• Gus Post posted an update 3 months, 2 weeks ago

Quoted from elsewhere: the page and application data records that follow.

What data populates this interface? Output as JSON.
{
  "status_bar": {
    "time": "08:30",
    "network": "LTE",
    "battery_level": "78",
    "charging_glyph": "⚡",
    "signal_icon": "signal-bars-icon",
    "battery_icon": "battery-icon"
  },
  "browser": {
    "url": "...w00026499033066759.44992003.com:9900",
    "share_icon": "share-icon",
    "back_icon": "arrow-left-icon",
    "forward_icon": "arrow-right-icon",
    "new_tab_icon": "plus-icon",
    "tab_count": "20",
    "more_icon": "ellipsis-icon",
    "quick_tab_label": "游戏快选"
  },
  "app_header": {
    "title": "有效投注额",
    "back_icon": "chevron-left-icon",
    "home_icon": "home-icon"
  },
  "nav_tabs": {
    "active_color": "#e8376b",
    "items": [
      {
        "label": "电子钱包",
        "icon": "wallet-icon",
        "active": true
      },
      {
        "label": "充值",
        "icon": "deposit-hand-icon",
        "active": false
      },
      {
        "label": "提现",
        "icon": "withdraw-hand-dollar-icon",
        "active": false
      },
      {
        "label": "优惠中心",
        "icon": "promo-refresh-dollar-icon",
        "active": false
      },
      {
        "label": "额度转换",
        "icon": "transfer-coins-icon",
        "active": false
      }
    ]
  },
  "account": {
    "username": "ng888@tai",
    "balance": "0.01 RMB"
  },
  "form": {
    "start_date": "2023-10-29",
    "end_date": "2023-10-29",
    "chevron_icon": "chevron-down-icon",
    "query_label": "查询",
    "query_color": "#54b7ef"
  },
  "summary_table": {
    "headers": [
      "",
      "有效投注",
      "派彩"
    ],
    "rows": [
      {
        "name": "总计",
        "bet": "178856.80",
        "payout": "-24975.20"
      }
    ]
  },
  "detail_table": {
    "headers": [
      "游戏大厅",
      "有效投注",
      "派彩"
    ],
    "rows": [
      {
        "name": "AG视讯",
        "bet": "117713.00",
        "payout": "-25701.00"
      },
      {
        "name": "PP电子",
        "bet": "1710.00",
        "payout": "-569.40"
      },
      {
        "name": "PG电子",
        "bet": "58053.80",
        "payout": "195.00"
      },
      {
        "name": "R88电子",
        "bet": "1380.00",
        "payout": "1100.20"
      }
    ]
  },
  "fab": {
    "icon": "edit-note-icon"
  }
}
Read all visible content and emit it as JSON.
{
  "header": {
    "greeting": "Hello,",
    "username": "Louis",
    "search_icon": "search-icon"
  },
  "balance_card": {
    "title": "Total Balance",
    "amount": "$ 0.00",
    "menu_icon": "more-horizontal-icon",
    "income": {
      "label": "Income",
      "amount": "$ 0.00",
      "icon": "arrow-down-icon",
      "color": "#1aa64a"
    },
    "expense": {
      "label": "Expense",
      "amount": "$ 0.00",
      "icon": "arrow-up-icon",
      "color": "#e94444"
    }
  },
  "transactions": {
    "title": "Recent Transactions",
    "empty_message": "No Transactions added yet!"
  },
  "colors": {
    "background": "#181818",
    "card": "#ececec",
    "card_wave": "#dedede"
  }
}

    “The Nanotechnology Consumers Items Inventory” identifies zinc oxide (ZnO) NP as the fifth most widely employed material when it comes to use in the consumer products (Maynard and Evan, 2006). ZnO NPs are normally utilized in private care solutions, anti-microbial agents, paints, and photovoltaics (Szabo et al., 2003; Hernandez-Viezcas et al., 2013). Nevertheless, ZnO NPs have already been shown to be potentially toxic inside the environment (Kahru and Dubourguier, 2010). As an example,a 5-day exposure study with ZnO NP-DI water suspension in petri dishes showed root growth inhibition in ryegrass (Lolium perenne), radish (Raphanus sativus), and rape (Brassica napus) (Lin and Xing, 2007). NPs can also exert phytotoxicity by disrupting the water and nutrient pathways in plants (Szabo et al., 2003; Lin and Xing, 2008; Kahru and Dubourguier, 2010; LopezMoreno et al., 2010; De La Rosa et al., 2011). Lopez-Moreno et al. (2010) reported on the genotoxicity of ZnO NPs to soybean (Glycine max). A reduction in wheat (Triticum aestivum) biomass upon ZnO exposure, in addition to elevated reactive oxygen species (ROS) level, was reported by Dimkpa et al. (2012). Zhao et al. (2013a) observed reduction in chlorophyll production in corn (Zea mays) grown in soil amended with 02699931.2015.1049516 ZnO NPs at 800 mg/kg. Importantly, the toxicity of ZnO NPs could normally be because of its higher dissolution or release of Zn2+ ions in to the development media as a function of small particle size, opposed to the induction of oxidative tension by the parent ENPs (Hendry and Jones, 1980; Nel et al., 2006; Xia et al., 2006; Du et al., 2011; Kim et al., 2011; Priester et al., 2012). By way of example, released Zn2+ ions in the dissolution of ZnO NPs can displace the central Mg2+ of chlorophyll, correctly disabling the photosynthetic core, causing phytotoxicity (Rebeiz and Castelfranco, 1973; Hendry and Jones, 1980; Kupper et al., 1996; Oberdorster et al., 2005). You will find very couple of reports around the effects of NPs on seed quantity, high quality, or nutritional content material. For instance, CeO2 NPs transform the nutritional excellent of wheat (Triticum aestivum L.) (Rico et al., 2014). The fruit top quality of soybean was impacted by ZnO and CeO2 NPs (Priester et al., 2012). Even so, there seems to become no data accessible on the comparative toxicity of bare, doped, and coated ZnO NPs on green pea (Pisum sativum L.). The aim of this function was to evaluate the impact of surface coating and lattice doping on ZnO NP-plant interactions. Green pea was chosen because of its high international consumption and nutritional worth (Iqbal et al., 2006). Pea plants had been exposed to distinctive concentrations of ENPs and bulk ZnO and zinc chloride. The accumulation/uptake of Zn, Al (present in doped NP), and Si (present in KH550 coating) in various plant tissues, as well because the mineral, carbohydrate, and protein content in seeds had been also determined.Components AND Strategies Soil SamplingThe soil was collected from the field at Texas AgriLife Analysis TKI-258 lactate manufacturer Center, El Paso, TX (31 41 44.98 N; 106 17 01.36 W, major 20 cm) and is actually a sandy loam with three.73 clay, 12.15 silt, and 84.1 sand (Zhao et al., 2013a).